→ **DIRECTIONS FOR THIS TASK**: Leave out pictures; repeat exactly the lines from the "Extract the structured" line through the last of the data below.

→ **Data entries**:
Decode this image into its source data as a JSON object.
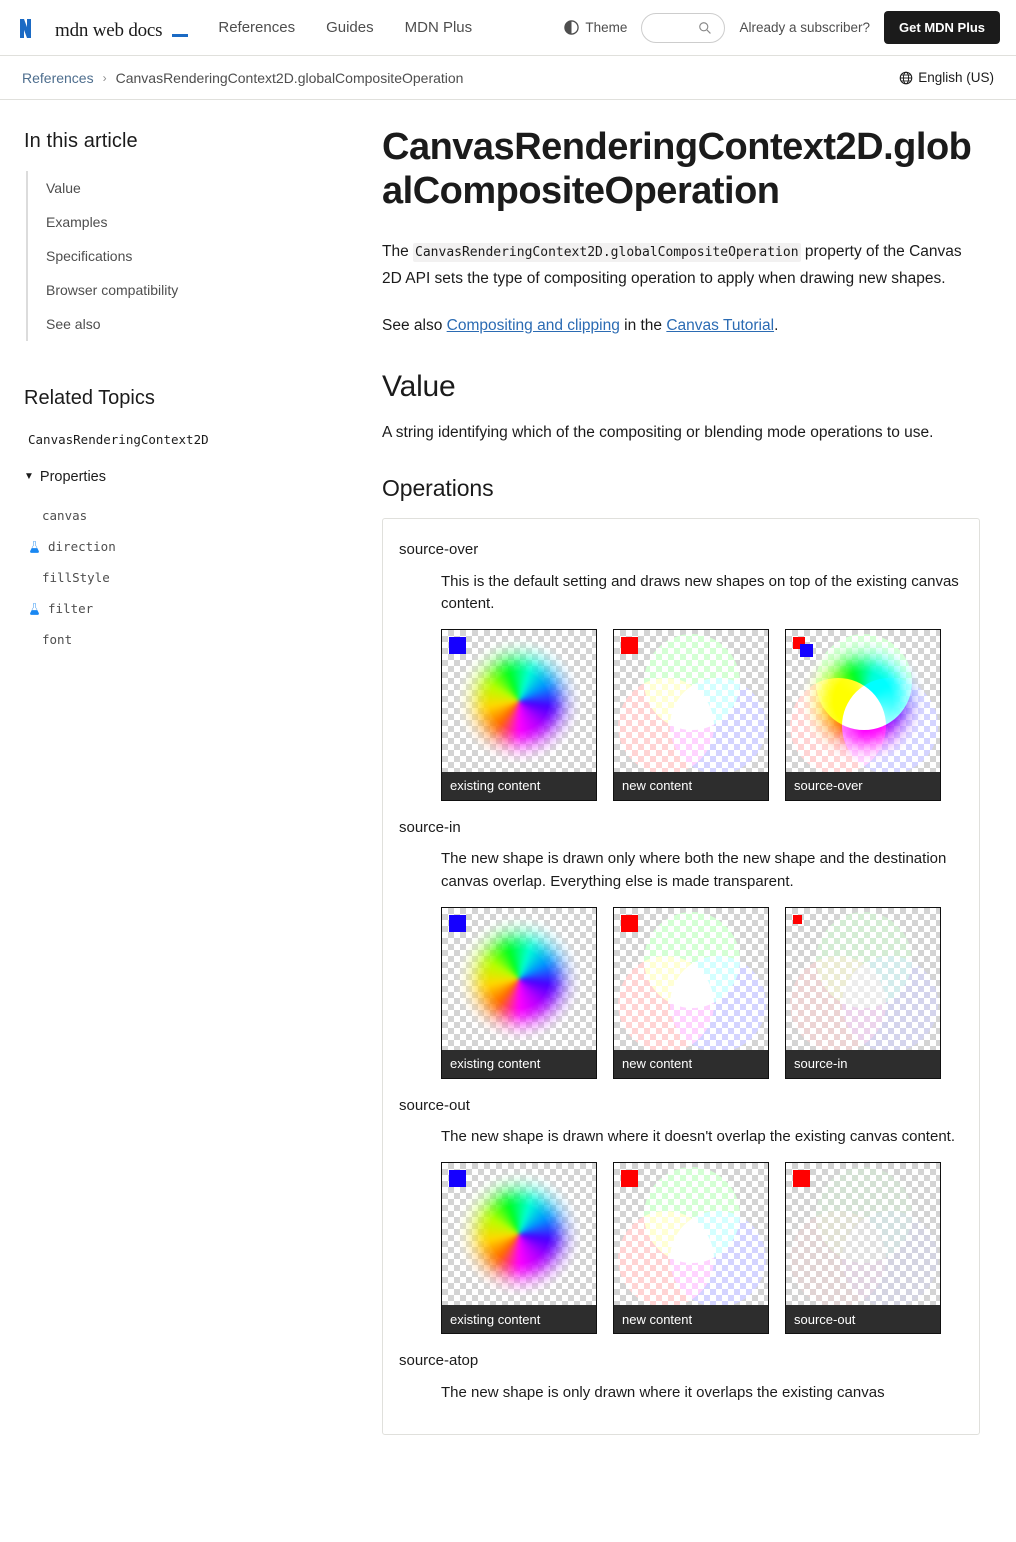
{
  "header": {
    "logo_text": "mdn web docs",
    "nav": [
      {
        "label": "References"
      },
      {
        "label": "Guides"
      },
      {
        "label": "MDN Plus"
      }
    ],
    "theme_label": "Theme",
    "search_placeholder": "",
    "search_value": "",
    "subscriber_text": "Already a subscriber?",
    "plus_button": "Get MDN Plus"
  },
  "breadcrumb": {
    "parent": "References",
    "separator": "›",
    "current": "CanvasRenderingContext2D.globalCompositeOperation",
    "language": "English (US)"
  },
  "sidebar": {
    "toc_title": "In this article",
    "toc": [
      {
        "label": "Value"
      },
      {
        "label": "Examples"
      },
      {
        "label": "Specifications"
      },
      {
        "label": "Browser compatibility"
      },
      {
        "label": "See also"
      }
    ],
    "related_title": "Related Topics",
    "related_root": "CanvasRenderingContext2D",
    "properties_group": "Properties",
    "caret": "▼",
    "properties": [
      {
        "label": "canvas",
        "experimental": false
      },
      {
        "label": "direction",
        "experimental": true
      },
      {
        "label": "fillStyle",
        "experimental": false
      },
      {
        "label": "filter",
        "experimental": true
      },
      {
        "label": "font",
        "experimental": false
      }
    ]
  },
  "article": {
    "title": "CanvasRenderingContext2D.globalCompositeOperation",
    "intro_before": "The ",
    "intro_code": "CanvasRenderingContext2D.globalCompositeOperation",
    "intro_after": " property of the Canvas 2D API sets the type of compositing operation to apply when drawing new shapes.",
    "seealso_before": "See also ",
    "seealso_link1": "Compositing and clipping",
    "seealso_mid": " in the ",
    "seealso_link2": "Canvas Tutorial",
    "seealso_after": ".",
    "value_heading": "Value",
    "value_text": "A string identifying which of the compositing or blending mode operations to use.",
    "operations_heading": "Operations",
    "operations": [
      {
        "term": "source-over",
        "description": "This is the default setting and draws new shapes on top of the existing canvas content.",
        "figures": [
          {
            "caption": "existing content"
          },
          {
            "caption": "new content"
          },
          {
            "caption": "source-over"
          }
        ]
      },
      {
        "term": "source-in",
        "description": "The new shape is drawn only where both the new shape and the destination canvas overlap. Everything else is made transparent.",
        "figures": [
          {
            "caption": "existing content"
          },
          {
            "caption": "new content"
          },
          {
            "caption": "source-in"
          }
        ]
      },
      {
        "term": "source-out",
        "description": "The new shape is drawn where it doesn't overlap the existing canvas content.",
        "figures": [
          {
            "caption": "existing content"
          },
          {
            "caption": "new content"
          },
          {
            "caption": "source-out"
          }
        ]
      },
      {
        "term": "source-atop",
        "description": "The new shape is only drawn where it overlaps the existing canvas"
      }
    ]
  }
}
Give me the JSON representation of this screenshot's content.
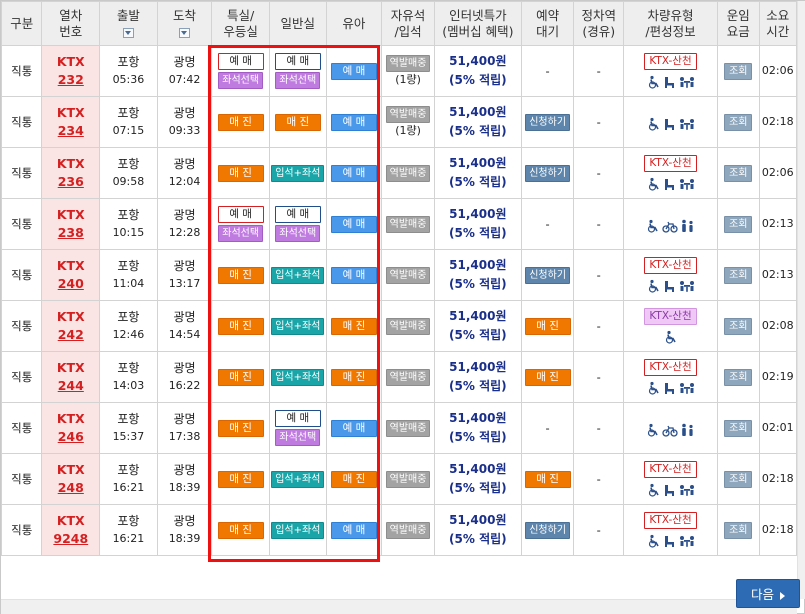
{
  "header": {
    "type": "구분",
    "train_l1": "열차",
    "train_l2": "번호",
    "depart": "출발",
    "arrive": "도착",
    "special_l1": "특실/",
    "special_l2": "우등실",
    "general": "일반실",
    "infant": "유아",
    "free_l1": "자유석",
    "free_l2": "/입석",
    "internet_l1": "인터넷특가",
    "internet_l2": "(멤버십 혜택)",
    "reserve_l1": "예약",
    "reserve_l2": "대기",
    "stop_l1": "정차역",
    "stop_l2": "(경유)",
    "vehicle_l1": "차량유형",
    "vehicle_l2": "/편성정보",
    "fare_l1": "운임",
    "fare_l2": "요금",
    "dur_l1": "소요",
    "dur_l2": "시간"
  },
  "rows": [
    {
      "type": "직통",
      "train": "KTX",
      "num": "232",
      "from": "포항",
      "dep": "05:36",
      "to": "광명",
      "arr": "07:42",
      "special": {
        "kind": "yemae",
        "text": "예 매",
        "sub": "좌석선택"
      },
      "general": {
        "kind": "yemae-b",
        "text": "예 매",
        "sub": "좌석선택"
      },
      "infant": {
        "kind": "blue",
        "text": "예 매"
      },
      "free": "역발매중",
      "free_sub": "(1량)",
      "price": "51,400원",
      "points": "(5% 적립)",
      "reserve": {
        "kind": "dash",
        "text": "-"
      },
      "stop": "-",
      "vehicle": {
        "ktx": "KTX-산천",
        "ktx_style": "red",
        "icons": [
          "wheelchair",
          "seat",
          "table"
        ]
      },
      "fare": "조회",
      "dur": "02:06"
    },
    {
      "type": "직통",
      "train": "KTX",
      "num": "234",
      "from": "포항",
      "dep": "07:15",
      "to": "광명",
      "arr": "09:33",
      "special": {
        "kind": "orange",
        "text": "매 진"
      },
      "general": {
        "kind": "orange",
        "text": "매 진"
      },
      "infant": {
        "kind": "blue",
        "text": "예 매"
      },
      "free": "역발매중",
      "free_sub": "(1량)",
      "price": "51,400원",
      "points": "(5% 적립)",
      "reserve": {
        "kind": "steel",
        "text": "신청하기"
      },
      "stop": "-",
      "vehicle": {
        "ktx": "",
        "ktx_style": "",
        "icons": [
          "wheelchair",
          "seat",
          "table"
        ]
      },
      "fare": "조회",
      "dur": "02:18"
    },
    {
      "type": "직통",
      "train": "KTX",
      "num": "236",
      "from": "포항",
      "dep": "09:58",
      "to": "광명",
      "arr": "12:04",
      "special": {
        "kind": "orange",
        "text": "매 진"
      },
      "general": {
        "kind": "teal",
        "text": "입석+좌석"
      },
      "infant": {
        "kind": "blue",
        "text": "예 매"
      },
      "free": "역발매중",
      "free_sub": "",
      "price": "51,400원",
      "points": "(5% 적립)",
      "reserve": {
        "kind": "steel",
        "text": "신청하기"
      },
      "stop": "-",
      "vehicle": {
        "ktx": "KTX-산천",
        "ktx_style": "red",
        "icons": [
          "wheelchair",
          "seat",
          "table"
        ]
      },
      "fare": "조회",
      "dur": "02:06"
    },
    {
      "type": "직통",
      "train": "KTX",
      "num": "238",
      "from": "포항",
      "dep": "10:15",
      "to": "광명",
      "arr": "12:28",
      "special": {
        "kind": "yemae",
        "text": "예 매",
        "sub": "좌석선택"
      },
      "general": {
        "kind": "yemae-b",
        "text": "예 매",
        "sub": "좌석선택"
      },
      "infant": {
        "kind": "blue",
        "text": "예 매"
      },
      "free": "역발매중",
      "free_sub": "",
      "price": "51,400원",
      "points": "(5% 적립)",
      "reserve": {
        "kind": "dash",
        "text": "-"
      },
      "stop": "-",
      "vehicle": {
        "ktx": "",
        "ktx_style": "",
        "icons": [
          "wheelchair",
          "bike",
          "family"
        ]
      },
      "fare": "조회",
      "dur": "02:13"
    },
    {
      "type": "직통",
      "train": "KTX",
      "num": "240",
      "from": "포항",
      "dep": "11:04",
      "to": "광명",
      "arr": "13:17",
      "special": {
        "kind": "orange",
        "text": "매 진"
      },
      "general": {
        "kind": "teal",
        "text": "입석+좌석"
      },
      "infant": {
        "kind": "blue",
        "text": "예 매"
      },
      "free": "역발매중",
      "free_sub": "",
      "price": "51,400원",
      "points": "(5% 적립)",
      "reserve": {
        "kind": "steel",
        "text": "신청하기"
      },
      "stop": "-",
      "vehicle": {
        "ktx": "KTX-산천",
        "ktx_style": "red",
        "icons": [
          "wheelchair",
          "seat",
          "table"
        ]
      },
      "fare": "조회",
      "dur": "02:13"
    },
    {
      "type": "직통",
      "train": "KTX",
      "num": "242",
      "from": "포항",
      "dep": "12:46",
      "to": "광명",
      "arr": "14:54",
      "special": {
        "kind": "orange",
        "text": "매 진"
      },
      "general": {
        "kind": "teal",
        "text": "입석+좌석"
      },
      "infant": {
        "kind": "orange",
        "text": "매 진"
      },
      "free": "역발매중",
      "free_sub": "",
      "price": "51,400원",
      "points": "(5% 적립)",
      "reserve": {
        "kind": "orange",
        "text": "매 진"
      },
      "stop": "-",
      "vehicle": {
        "ktx": "KTX-산천",
        "ktx_style": "purple",
        "icons": [
          "wheelchair"
        ]
      },
      "fare": "조회",
      "dur": "02:08"
    },
    {
      "type": "직통",
      "train": "KTX",
      "num": "244",
      "from": "포항",
      "dep": "14:03",
      "to": "광명",
      "arr": "16:22",
      "special": {
        "kind": "orange",
        "text": "매 진"
      },
      "general": {
        "kind": "teal",
        "text": "입석+좌석"
      },
      "infant": {
        "kind": "orange",
        "text": "매 진"
      },
      "free": "역발매중",
      "free_sub": "",
      "price": "51,400원",
      "points": "(5% 적립)",
      "reserve": {
        "kind": "orange",
        "text": "매 진"
      },
      "stop": "-",
      "vehicle": {
        "ktx": "KTX-산천",
        "ktx_style": "red",
        "icons": [
          "wheelchair",
          "seat",
          "table"
        ]
      },
      "fare": "조회",
      "dur": "02:19"
    },
    {
      "type": "직통",
      "train": "KTX",
      "num": "246",
      "from": "포항",
      "dep": "15:37",
      "to": "광명",
      "arr": "17:38",
      "special": {
        "kind": "orange",
        "text": "매 진"
      },
      "general": {
        "kind": "yemae-b",
        "text": "예 매",
        "sub": "좌석선택"
      },
      "infant": {
        "kind": "blue",
        "text": "예 매"
      },
      "free": "역발매중",
      "free_sub": "",
      "price": "51,400원",
      "points": "(5% 적립)",
      "reserve": {
        "kind": "dash",
        "text": "-"
      },
      "stop": "-",
      "vehicle": {
        "ktx": "",
        "ktx_style": "",
        "icons": [
          "wheelchair",
          "bike",
          "family"
        ]
      },
      "fare": "조회",
      "dur": "02:01"
    },
    {
      "type": "직통",
      "train": "KTX",
      "num": "248",
      "from": "포항",
      "dep": "16:21",
      "to": "광명",
      "arr": "18:39",
      "special": {
        "kind": "orange",
        "text": "매 진"
      },
      "general": {
        "kind": "teal",
        "text": "입석+좌석"
      },
      "infant": {
        "kind": "orange",
        "text": "매 진"
      },
      "free": "역발매중",
      "free_sub": "",
      "price": "51,400원",
      "points": "(5% 적립)",
      "reserve": {
        "kind": "orange",
        "text": "매 진"
      },
      "stop": "-",
      "vehicle": {
        "ktx": "KTX-산천",
        "ktx_style": "red",
        "icons": [
          "wheelchair",
          "seat",
          "table"
        ]
      },
      "fare": "조회",
      "dur": "02:18"
    },
    {
      "type": "직통",
      "train": "KTX",
      "num": "9248",
      "from": "포항",
      "dep": "16:21",
      "to": "광명",
      "arr": "18:39",
      "special": {
        "kind": "orange",
        "text": "매 진"
      },
      "general": {
        "kind": "teal",
        "text": "입석+좌석"
      },
      "infant": {
        "kind": "blue",
        "text": "예 매"
      },
      "free": "역발매중",
      "free_sub": "",
      "price": "51,400원",
      "points": "(5% 적립)",
      "reserve": {
        "kind": "steel",
        "text": "신청하기"
      },
      "stop": "-",
      "vehicle": {
        "ktx": "KTX-산천",
        "ktx_style": "red",
        "icons": [
          "wheelchair",
          "seat",
          "table"
        ]
      },
      "fare": "조회",
      "dur": "02:18"
    }
  ],
  "footer": {
    "next_label": "다음"
  },
  "colors": {
    "highlight_box": "#ee1111",
    "sold_out": "#f07800",
    "reserve": "#4a98ea",
    "train_number": "#d42020",
    "price": "#1a2f8a"
  }
}
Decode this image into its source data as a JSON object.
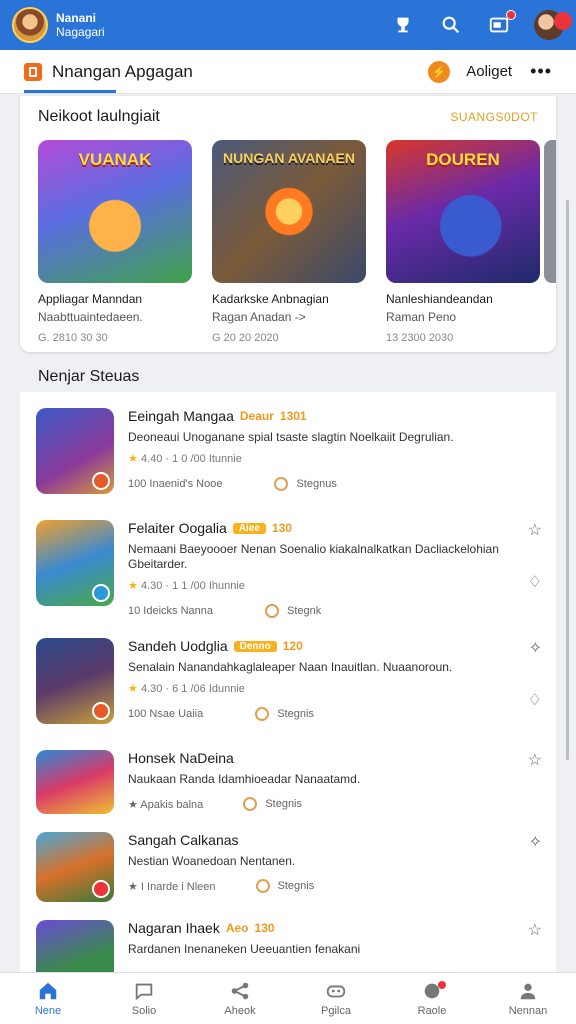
{
  "header": {
    "brand_line1": "Nanani",
    "brand_line2": "Nagagari"
  },
  "tabbar": {
    "title": "Nnangan Apgagan",
    "right_label": "Aoliget"
  },
  "featured": {
    "title": "Neikoot laulngiait",
    "link": "SUANGS0DOT",
    "items": [
      {
        "art": "VUANAK",
        "name": "Appliagar Manndan",
        "sub": "Naabttuaintedaeen.",
        "meta": "G. 2810 30 30"
      },
      {
        "art": "NUNGAN AVANAEN",
        "name": "Kadarkske Anbnagian",
        "sub": "Ragan Anadan ->",
        "meta": "G 20 20 2020"
      },
      {
        "art": "DOUREN",
        "name": "Nanleshiandeandan",
        "sub": "Raman Peno",
        "meta": "13 2300 2030"
      }
    ]
  },
  "section": {
    "title": "Nenjar Steuas"
  },
  "list": [
    {
      "name": "Eeingah Mangaa",
      "tag": "Deaur",
      "tag_style": "text",
      "num": "1301",
      "desc": "Deoneaui Unoganane spial tsaste slagtin Noelkaiit Degrulian.",
      "stats": "4.40 · 1 0 /00 Itunnie",
      "foot": "100 Inaenid's Nooe",
      "chip": "Stegnus",
      "action_top": "",
      "action_bottom": ""
    },
    {
      "name": "Felaiter Oogalia",
      "tag": "Aiee",
      "tag_style": "box",
      "num": "130",
      "desc": "Nemaani Baeyoooer Nenan Soenalio kiakalnalkatkan Dacliackelohian Gbeitarder.",
      "stats": "4.30 · 1 1 /00 Ihunnie",
      "foot": "10 Ideicks Nanna",
      "chip": "Stegnk",
      "action_top": "☆",
      "action_bottom": "♢"
    },
    {
      "name": "Sandeh Uodglia",
      "tag": "Denno",
      "tag_style": "box",
      "num": "120",
      "desc": "Senalain Nanandahkaglaleaper Naan Inauitlan. Nuaanoroun.",
      "stats": "4.30 · 6 1 /06 Idunnie",
      "foot": "100 Nsae Uaiia",
      "chip": "Stegnis",
      "action_top": "✧",
      "action_bottom": "♢"
    },
    {
      "name": "Honsek NaDeina",
      "tag": "",
      "tag_style": "text",
      "num": "",
      "desc": "Naukaan Randa Idamhioeadar Nanaatamd.",
      "stats": "",
      "foot": "★ Apakis balna",
      "chip": "Stegnis",
      "action_top": "☆",
      "action_bottom": ""
    },
    {
      "name": "Sangah Calkanas",
      "tag": "",
      "tag_style": "text",
      "num": "",
      "desc": "Nestian Woanedoan Nentanen.",
      "stats": "",
      "foot": "★ I Inarde i Nleen",
      "chip": "Stegnis",
      "action_top": "✧",
      "action_bottom": ""
    },
    {
      "name": "Nagaran Ihaek",
      "tag": "Aeo",
      "tag_style": "text",
      "num": "130",
      "desc": "Rardanen Inenaneken Ueeuantien fenakani",
      "stats": "",
      "foot": "",
      "chip": "",
      "action_top": "☆",
      "action_bottom": ""
    }
  ],
  "bottomnav": [
    {
      "label": "Nene",
      "icon": "home-icon"
    },
    {
      "label": "Solio",
      "icon": "chat-bubble-icon"
    },
    {
      "label": "Aheok",
      "icon": "share-icon"
    },
    {
      "label": "Pgilca",
      "icon": "gamepad-icon"
    },
    {
      "label": "Raole",
      "icon": "notification-icon"
    },
    {
      "label": "Nennan",
      "icon": "profile-icon"
    }
  ],
  "colors": {
    "brand_blue": "#2a74d8",
    "accent_orange": "#f06a1c",
    "star_yellow": "#f5b70f",
    "badge_red": "#e8343a"
  }
}
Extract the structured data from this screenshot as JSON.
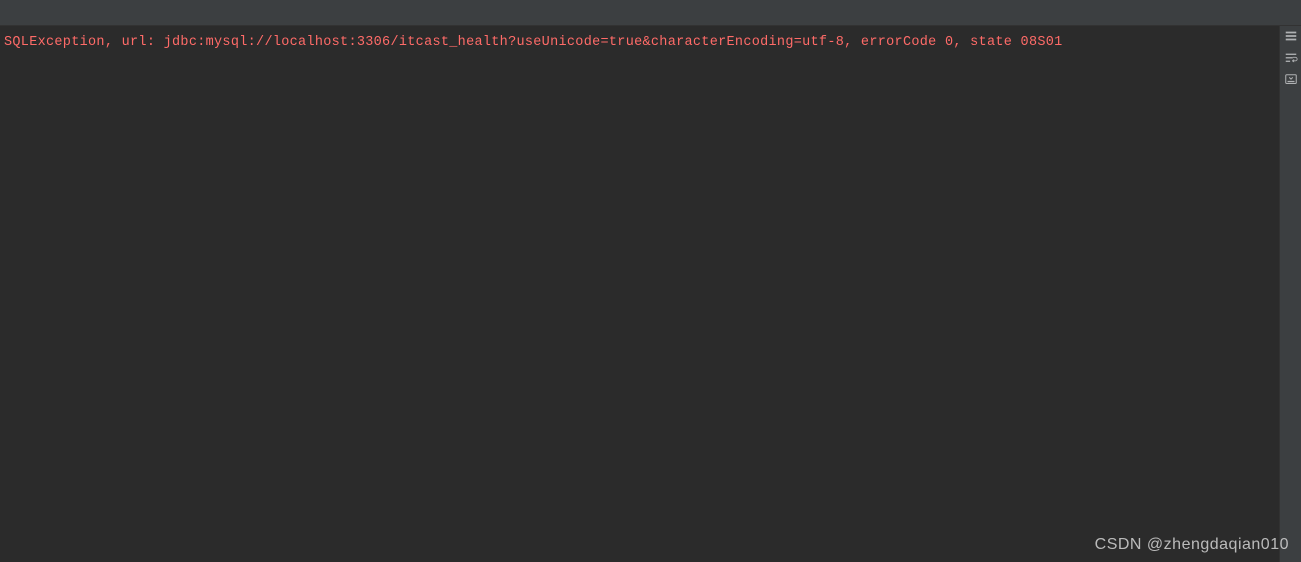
{
  "console": {
    "error_line": "SQLException, url: jdbc:mysql://localhost:3306/itcast_health?useUnicode=true&characterEncoding=utf-8, errorCode 0, state 08S01"
  },
  "watermark": {
    "text": "CSDN @zhengdaqian010"
  },
  "colors": {
    "background": "#2b2b2b",
    "header": "#3c3f41",
    "error": "#ff6b68"
  }
}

→ **RESULT OF THE TASK**:
Extract the structured data from this screenshot as JSON.
{
  "console": {
    "error_line": "SQLException, url: jdbc:mysql://localhost:3306/itcast_health?useUnicode=true&characterEncoding=utf-8, errorCode 0, state 08S01"
  },
  "watermark": {
    "text": "CSDN @zhengdaqian010"
  },
  "colors": {
    "background": "#2b2b2b",
    "header": "#3c3f41",
    "error": "#ff6b68"
  }
}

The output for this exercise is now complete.